In the Sahel, the Horn of Africa and parts of South Asia, highly nutritious foods such as milk, meats and fish are severely lacking.

For a child under the age of two, their diet will have a profound impact on their physical and mental development.

Malnourished children under the age of five have severely weakened immune systems and are less resistant to common childhood diseases.

This is why a common cold or a bout of diarrohea can kill a malnourished child. Of the eight million deaths of children under five-years-of-age each year, malnutrition contributes to at least one-third.

Symptoms of malnutrition

Understandably, the most common sign of malnutrition is weight loss. Loss of weight may also be accompanied by a lack of strength and energy and the inability to undertake routine tasks. Those who are malnourished often develop anaemia and therefore a lack of energy and breathlessness.

In children, signs of malnutrition may include an inability to concentrate or increased irritability and stunted growth.

In cases of severe acute malnutrition, swelling of the stomach, face and legs and changes in skin pigmentation may also occur.

Diagnosing malnutrition

Malnutrition is diagnosed by comparing standard weights and heights within a given population, or by the measurement of a child’s mid-upper arm circumference (MUAC).

If dietary deficiencies are persistent, children will stop growing and become ‘stunted’ – meaning they have a low height for their age.
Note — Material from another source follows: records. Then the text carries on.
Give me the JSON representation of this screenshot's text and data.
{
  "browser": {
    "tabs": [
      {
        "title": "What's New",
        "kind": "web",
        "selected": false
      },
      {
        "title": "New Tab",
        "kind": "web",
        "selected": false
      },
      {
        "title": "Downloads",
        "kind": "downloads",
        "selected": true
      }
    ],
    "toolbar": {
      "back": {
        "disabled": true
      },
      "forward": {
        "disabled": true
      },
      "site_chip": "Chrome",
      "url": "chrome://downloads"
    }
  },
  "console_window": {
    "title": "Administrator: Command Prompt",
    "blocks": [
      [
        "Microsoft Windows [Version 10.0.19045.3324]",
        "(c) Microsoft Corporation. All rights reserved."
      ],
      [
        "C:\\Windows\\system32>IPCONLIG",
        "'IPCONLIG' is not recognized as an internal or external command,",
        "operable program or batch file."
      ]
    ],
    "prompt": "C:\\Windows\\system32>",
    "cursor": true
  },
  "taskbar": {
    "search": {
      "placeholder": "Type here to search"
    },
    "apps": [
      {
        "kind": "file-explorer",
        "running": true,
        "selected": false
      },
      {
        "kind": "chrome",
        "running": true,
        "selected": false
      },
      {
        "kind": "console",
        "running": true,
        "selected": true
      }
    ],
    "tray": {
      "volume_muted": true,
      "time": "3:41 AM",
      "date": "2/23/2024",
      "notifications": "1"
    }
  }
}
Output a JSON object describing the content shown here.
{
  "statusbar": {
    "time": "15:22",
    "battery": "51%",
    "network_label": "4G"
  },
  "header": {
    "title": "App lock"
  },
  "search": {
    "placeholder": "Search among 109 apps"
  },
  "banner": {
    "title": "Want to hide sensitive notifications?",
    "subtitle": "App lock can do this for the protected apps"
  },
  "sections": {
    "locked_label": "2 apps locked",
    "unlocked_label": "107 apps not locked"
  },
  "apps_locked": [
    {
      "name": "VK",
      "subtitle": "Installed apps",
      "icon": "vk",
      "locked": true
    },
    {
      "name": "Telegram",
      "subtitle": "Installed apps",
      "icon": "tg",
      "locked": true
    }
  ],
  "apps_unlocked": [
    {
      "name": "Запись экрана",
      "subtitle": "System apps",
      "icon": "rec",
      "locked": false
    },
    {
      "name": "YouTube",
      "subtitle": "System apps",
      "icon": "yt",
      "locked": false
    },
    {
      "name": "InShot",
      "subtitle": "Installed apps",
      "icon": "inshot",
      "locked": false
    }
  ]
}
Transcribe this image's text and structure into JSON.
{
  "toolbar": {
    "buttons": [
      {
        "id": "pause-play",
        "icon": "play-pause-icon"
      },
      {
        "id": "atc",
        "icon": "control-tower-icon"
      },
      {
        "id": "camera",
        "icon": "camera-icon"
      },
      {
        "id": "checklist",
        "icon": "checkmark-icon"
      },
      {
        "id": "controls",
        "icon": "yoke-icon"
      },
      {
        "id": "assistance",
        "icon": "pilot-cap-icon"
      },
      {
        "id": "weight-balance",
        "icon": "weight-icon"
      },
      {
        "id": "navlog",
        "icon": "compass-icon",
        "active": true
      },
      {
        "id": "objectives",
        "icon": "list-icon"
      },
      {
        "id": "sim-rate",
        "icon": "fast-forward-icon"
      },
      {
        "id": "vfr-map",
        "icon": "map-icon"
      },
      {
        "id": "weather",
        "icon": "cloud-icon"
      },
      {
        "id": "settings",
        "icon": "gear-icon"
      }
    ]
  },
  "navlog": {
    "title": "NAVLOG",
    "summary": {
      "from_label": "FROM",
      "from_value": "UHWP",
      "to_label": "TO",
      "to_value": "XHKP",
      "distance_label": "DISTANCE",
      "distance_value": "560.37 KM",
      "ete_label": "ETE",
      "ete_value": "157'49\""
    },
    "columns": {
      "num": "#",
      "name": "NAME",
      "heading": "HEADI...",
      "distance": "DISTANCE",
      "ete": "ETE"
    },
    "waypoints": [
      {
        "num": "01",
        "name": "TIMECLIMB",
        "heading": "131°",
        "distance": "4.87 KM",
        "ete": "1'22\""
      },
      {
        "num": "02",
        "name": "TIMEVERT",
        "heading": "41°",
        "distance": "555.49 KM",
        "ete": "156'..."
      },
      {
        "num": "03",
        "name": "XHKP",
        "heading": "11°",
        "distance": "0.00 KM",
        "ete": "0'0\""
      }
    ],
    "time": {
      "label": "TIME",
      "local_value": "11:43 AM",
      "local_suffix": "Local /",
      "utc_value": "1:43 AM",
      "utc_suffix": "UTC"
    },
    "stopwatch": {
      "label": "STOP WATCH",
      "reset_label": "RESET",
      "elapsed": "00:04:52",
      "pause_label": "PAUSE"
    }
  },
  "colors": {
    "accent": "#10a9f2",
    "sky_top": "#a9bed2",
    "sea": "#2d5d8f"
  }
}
This is diagnosed as chronic malnutrition.

If they experience weight loss or ‘wasting’ – low weight for one’s height – they are diagnosed as suffering from acute malnutrition.

This occurs when a malnourished person begins to consume his or her own body tissues to obtain needed nutrients.

In the severe acute form, children with kwashiorkor – distended stomachs – can be clinically diagnosed with body swelling irritability and changes in skin pigmentation.

 

We believe that ready-to-use therapeutic food (RUTF) is the most effective way to treat malnutrition. RUTFs include all the nutrients a child needs during its development and helps reverse deficiencies and gain weight.

RUTFs don’t require water for preparation, which eliminates the risk of contamination with water-borne diseases.

Because of its packaging, RUTFs can be used in all kinds of settings and can be stored for long periods of time. Unless the patient suffers from severe complications, RUTFs also allow patients to be treated at home.

Where malnutrition is likely to become severe, we take a preventative approach by distributing supplementary RUTF to at-risk children.